→ **Assignment**
Lines from the records below that contain the word "heading" are to be copied out.

→ **Recorded information**
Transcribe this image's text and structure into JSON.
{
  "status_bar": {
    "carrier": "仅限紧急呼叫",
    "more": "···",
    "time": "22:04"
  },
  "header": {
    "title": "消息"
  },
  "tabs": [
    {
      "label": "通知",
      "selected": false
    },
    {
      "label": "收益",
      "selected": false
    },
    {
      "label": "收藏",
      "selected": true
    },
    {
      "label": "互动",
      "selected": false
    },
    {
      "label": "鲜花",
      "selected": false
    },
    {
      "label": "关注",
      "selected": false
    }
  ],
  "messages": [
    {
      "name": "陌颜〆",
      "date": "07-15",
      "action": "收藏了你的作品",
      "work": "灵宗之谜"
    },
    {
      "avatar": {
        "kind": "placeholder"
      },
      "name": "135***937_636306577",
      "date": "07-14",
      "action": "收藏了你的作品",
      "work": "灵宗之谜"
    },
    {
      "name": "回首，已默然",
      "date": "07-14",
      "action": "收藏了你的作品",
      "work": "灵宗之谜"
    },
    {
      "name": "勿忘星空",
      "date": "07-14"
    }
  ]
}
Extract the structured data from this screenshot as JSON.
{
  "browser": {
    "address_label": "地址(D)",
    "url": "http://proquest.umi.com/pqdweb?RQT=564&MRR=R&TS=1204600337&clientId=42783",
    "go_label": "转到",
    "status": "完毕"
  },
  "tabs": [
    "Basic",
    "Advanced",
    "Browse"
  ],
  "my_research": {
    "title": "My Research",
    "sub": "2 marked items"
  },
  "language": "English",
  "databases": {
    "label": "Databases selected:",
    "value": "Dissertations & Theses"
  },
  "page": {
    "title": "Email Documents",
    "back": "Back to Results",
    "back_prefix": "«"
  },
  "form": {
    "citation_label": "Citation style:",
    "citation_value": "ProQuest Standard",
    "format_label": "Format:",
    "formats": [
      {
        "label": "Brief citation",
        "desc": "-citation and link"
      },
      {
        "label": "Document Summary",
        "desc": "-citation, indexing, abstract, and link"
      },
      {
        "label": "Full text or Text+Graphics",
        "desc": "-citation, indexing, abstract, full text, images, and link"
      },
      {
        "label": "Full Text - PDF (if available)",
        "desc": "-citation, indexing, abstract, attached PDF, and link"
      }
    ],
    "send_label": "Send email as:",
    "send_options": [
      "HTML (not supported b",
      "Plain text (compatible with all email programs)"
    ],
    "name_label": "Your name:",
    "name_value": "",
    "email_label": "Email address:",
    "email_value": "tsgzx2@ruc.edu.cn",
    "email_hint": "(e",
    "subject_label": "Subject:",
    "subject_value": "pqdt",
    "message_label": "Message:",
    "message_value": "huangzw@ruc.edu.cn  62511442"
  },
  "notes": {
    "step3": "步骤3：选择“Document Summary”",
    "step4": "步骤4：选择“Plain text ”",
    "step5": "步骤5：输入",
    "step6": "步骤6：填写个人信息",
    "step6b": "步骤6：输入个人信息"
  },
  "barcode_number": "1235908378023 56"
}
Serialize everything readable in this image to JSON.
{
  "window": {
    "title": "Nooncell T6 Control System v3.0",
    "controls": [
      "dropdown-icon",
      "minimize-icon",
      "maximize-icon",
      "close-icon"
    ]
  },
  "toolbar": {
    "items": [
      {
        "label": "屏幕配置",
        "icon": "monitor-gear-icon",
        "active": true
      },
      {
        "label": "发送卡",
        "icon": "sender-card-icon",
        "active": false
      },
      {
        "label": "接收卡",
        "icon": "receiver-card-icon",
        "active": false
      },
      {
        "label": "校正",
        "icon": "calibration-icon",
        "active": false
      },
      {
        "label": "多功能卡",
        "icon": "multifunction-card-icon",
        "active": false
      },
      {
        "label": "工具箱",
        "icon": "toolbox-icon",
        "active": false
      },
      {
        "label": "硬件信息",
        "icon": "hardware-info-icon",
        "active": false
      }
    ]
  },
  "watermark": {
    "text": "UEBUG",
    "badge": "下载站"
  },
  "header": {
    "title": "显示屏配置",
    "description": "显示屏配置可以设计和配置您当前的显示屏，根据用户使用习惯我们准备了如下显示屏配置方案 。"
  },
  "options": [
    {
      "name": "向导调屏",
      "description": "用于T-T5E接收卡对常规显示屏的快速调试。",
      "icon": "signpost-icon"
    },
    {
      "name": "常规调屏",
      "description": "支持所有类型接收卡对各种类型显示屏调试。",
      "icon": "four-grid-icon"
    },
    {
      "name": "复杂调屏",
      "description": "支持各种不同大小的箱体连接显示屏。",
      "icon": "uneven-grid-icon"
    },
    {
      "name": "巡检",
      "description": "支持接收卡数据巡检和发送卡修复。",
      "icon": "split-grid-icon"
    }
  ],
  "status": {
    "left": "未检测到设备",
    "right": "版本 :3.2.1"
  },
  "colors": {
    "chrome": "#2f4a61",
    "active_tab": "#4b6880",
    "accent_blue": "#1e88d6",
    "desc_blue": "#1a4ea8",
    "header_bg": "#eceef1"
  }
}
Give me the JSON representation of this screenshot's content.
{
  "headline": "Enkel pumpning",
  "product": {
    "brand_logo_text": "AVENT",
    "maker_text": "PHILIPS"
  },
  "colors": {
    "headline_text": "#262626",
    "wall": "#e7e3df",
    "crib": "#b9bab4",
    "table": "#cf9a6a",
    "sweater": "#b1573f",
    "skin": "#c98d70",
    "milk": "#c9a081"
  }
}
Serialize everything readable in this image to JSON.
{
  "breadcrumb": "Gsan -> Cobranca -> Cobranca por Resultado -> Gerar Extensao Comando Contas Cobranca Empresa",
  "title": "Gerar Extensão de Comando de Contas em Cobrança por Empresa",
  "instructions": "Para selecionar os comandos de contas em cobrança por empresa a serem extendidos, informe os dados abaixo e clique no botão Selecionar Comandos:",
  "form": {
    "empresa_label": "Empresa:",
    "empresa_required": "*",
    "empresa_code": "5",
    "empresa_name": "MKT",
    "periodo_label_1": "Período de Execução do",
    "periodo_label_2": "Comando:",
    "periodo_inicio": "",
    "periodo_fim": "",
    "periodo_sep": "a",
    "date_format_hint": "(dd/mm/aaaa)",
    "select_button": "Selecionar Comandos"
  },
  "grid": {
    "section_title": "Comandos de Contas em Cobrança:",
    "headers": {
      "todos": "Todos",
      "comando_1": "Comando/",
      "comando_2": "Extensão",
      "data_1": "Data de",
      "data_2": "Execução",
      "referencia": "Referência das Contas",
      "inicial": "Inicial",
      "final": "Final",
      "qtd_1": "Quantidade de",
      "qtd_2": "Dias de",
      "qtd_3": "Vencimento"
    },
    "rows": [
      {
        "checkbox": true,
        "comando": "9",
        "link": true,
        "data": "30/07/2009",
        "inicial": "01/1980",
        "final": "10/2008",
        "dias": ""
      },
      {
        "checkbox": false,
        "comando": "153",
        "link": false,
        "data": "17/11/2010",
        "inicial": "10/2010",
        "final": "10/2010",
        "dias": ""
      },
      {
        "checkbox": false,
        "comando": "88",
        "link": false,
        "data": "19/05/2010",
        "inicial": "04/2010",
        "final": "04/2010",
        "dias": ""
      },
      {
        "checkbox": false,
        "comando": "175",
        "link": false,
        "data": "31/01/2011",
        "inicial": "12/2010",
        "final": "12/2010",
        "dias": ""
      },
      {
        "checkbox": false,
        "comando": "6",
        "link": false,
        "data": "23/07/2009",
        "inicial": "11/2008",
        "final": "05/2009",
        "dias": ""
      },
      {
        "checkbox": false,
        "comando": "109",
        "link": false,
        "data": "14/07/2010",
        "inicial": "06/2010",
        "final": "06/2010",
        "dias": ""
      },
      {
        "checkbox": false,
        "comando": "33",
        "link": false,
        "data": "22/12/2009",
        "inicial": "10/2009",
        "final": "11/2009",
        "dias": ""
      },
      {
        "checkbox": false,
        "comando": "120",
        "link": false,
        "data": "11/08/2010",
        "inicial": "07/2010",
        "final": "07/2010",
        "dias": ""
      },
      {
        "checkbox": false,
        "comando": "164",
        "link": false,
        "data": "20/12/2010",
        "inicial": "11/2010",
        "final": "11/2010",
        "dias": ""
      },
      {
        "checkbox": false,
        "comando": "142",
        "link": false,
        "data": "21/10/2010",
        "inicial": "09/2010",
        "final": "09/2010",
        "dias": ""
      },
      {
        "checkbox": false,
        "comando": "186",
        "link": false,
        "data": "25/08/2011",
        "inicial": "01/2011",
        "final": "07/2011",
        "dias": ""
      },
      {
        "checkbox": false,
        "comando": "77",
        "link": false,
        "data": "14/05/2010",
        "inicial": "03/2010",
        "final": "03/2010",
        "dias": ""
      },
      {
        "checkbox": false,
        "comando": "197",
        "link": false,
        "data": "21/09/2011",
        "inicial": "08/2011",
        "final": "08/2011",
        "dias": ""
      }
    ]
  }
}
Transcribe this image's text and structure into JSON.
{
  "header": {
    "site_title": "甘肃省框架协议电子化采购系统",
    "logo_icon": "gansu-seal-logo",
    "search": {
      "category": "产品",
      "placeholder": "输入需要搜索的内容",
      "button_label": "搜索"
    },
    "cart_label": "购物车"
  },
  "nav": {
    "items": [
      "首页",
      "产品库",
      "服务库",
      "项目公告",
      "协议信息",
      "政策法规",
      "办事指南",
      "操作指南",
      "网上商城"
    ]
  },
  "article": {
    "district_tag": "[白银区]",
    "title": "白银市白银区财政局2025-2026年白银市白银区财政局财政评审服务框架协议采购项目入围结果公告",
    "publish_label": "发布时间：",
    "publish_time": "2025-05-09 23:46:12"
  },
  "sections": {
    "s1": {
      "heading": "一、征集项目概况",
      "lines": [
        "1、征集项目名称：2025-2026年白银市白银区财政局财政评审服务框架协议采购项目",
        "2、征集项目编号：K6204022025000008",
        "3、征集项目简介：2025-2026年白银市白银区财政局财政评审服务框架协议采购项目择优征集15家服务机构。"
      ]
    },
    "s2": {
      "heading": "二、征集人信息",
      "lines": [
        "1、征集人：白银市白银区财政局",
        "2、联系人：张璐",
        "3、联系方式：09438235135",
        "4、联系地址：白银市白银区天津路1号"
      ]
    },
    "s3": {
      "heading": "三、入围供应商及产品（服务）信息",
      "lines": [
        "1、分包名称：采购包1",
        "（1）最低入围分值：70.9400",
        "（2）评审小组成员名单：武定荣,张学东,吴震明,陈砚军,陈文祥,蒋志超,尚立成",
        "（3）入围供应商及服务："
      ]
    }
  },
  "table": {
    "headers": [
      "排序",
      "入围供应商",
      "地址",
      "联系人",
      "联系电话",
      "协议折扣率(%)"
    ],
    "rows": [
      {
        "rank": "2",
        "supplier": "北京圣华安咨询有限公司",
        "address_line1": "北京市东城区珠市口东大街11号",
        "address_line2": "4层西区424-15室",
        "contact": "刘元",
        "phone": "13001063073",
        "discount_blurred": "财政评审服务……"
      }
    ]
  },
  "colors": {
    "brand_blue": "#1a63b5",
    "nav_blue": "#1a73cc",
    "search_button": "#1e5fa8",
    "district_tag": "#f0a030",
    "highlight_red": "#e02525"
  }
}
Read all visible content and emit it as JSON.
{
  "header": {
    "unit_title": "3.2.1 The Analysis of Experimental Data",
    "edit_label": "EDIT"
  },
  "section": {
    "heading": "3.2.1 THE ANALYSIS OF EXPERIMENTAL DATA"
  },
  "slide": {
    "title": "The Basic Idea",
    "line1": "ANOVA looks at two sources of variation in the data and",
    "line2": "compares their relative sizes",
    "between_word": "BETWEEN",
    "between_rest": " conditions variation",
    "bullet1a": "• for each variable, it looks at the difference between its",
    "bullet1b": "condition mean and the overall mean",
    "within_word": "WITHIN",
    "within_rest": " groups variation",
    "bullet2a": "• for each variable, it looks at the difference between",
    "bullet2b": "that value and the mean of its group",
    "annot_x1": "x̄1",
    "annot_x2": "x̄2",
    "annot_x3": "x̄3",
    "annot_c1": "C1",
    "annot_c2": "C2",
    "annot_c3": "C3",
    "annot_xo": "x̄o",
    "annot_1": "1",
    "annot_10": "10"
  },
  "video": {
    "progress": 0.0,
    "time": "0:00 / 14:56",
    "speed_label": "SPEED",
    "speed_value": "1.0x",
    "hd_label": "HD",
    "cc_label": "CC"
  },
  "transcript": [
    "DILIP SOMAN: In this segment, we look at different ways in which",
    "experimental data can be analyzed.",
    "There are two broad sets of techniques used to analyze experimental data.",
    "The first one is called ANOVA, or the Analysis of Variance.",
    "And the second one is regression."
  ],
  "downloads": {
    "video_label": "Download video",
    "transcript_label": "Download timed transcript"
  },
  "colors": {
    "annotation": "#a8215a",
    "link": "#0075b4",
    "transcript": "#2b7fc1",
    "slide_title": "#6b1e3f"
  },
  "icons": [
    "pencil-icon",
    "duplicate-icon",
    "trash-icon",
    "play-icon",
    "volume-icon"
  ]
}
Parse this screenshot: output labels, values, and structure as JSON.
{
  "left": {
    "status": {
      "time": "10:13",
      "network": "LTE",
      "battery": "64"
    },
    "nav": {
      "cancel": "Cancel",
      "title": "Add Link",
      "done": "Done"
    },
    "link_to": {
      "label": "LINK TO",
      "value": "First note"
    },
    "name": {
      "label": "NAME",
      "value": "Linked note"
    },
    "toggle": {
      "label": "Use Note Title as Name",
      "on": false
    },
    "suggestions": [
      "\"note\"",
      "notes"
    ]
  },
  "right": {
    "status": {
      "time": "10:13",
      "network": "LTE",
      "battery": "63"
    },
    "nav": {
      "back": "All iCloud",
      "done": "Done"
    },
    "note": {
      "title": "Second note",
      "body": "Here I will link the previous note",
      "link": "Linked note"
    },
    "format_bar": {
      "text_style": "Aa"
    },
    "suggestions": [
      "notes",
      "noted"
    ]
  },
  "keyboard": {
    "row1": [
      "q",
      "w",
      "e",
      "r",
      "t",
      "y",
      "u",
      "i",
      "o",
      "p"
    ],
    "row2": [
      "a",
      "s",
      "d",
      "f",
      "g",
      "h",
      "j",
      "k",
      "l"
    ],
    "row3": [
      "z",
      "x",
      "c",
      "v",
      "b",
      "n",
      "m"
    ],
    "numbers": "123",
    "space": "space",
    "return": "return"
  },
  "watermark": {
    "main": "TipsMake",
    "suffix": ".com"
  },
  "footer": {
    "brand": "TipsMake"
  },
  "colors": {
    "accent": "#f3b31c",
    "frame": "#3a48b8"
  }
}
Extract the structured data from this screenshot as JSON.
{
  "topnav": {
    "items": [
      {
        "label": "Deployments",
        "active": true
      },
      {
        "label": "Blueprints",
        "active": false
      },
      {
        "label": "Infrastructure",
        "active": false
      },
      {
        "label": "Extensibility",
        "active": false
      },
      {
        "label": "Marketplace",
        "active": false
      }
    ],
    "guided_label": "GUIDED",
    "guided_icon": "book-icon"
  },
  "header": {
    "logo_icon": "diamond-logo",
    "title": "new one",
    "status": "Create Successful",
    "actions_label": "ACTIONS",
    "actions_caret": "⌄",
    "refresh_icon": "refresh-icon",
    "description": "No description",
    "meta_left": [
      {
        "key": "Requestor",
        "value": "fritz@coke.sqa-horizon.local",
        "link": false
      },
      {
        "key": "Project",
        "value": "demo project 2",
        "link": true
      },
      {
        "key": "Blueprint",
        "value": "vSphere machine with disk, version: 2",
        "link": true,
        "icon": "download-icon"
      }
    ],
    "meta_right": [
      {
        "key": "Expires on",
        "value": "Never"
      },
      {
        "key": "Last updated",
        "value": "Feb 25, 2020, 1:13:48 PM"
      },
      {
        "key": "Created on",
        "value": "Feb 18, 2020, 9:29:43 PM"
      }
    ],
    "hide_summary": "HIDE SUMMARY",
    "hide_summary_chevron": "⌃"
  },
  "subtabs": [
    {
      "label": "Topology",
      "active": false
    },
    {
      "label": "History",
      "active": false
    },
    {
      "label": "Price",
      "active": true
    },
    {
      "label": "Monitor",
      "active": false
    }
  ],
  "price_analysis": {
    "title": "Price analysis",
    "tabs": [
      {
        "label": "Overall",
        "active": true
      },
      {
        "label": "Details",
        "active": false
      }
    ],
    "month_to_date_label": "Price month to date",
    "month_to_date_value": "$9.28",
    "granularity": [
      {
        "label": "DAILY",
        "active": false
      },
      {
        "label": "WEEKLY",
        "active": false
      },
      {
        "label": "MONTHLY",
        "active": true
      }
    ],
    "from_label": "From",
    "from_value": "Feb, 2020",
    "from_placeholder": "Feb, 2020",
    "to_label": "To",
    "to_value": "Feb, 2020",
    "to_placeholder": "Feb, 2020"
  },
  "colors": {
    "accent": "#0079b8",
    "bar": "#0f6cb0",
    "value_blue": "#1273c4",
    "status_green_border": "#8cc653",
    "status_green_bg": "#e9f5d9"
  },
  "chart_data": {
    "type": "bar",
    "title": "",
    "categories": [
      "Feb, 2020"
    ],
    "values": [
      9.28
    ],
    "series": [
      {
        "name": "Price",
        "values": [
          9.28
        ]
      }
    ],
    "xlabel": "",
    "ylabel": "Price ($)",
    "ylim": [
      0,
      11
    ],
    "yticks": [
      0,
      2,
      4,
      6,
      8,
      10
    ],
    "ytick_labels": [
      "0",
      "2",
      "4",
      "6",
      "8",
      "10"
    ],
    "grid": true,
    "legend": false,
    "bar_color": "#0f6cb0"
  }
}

→ **Your solution**
      "heading": "一、征集项目概况",
      "heading": "二、征集人信息",
      "heading": "三、入围供应商及产品（服务）信息",
    "heading": "3.2.1 THE ANALYSIS OF EXPERIMENTAL DATA"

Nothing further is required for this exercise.